Frustrated by rulemaking foot-dragging on the part of the Obama administration, West Virginia Senator Jay Rockefeller (D) has introduced a bill that would impose a deadline on the Mine Safety and Health Administration (MSHA) for finalizing a proposal to reduce respirable dust limits in mines.
The legislation is intended to combat the rise in black lung disease, an irreversible and potentially fatal pulmonary disease caused by the inhalation of coal dust. After passage of the 1959 coal mine safety law, black lung disease rates declined. However in recent decades the rates have rebounded.

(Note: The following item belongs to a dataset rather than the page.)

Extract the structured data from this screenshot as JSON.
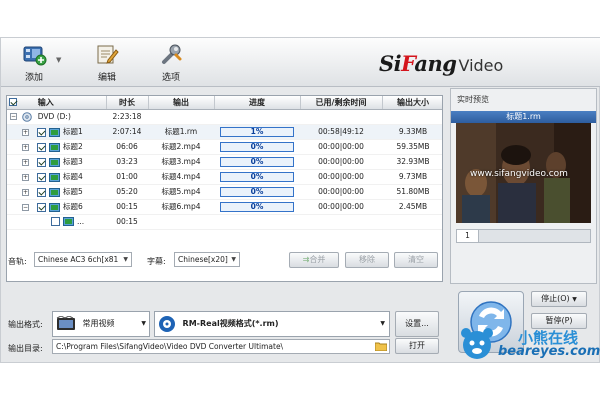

Researchers are raising alarms over the fact that increasingly, younger miners (with fewer years of occupational exposure) are getting diagnosed with the disease – and with a particularly aggressive form of it.
Media reports have documented widespread cheating on coal dust controls by coal mine operators.
Rockefeller’s Black Lung Health Improvement Act of 2013 does not require a specific new coal dust limit, but gives MSHA six months to set one. The agency was supposed to have a proposal finalized by September but it has indicated that it will not meet that timeline. The legislation does say the final rule must lower the legal exposure levels “in order to provide the maximum feasible protection” for miners.
According to the National Institute for Occupational Safety and Health (NIOSH), approximately 10,000 coal miners died in the U.S. from black lung disease from 1996-2005.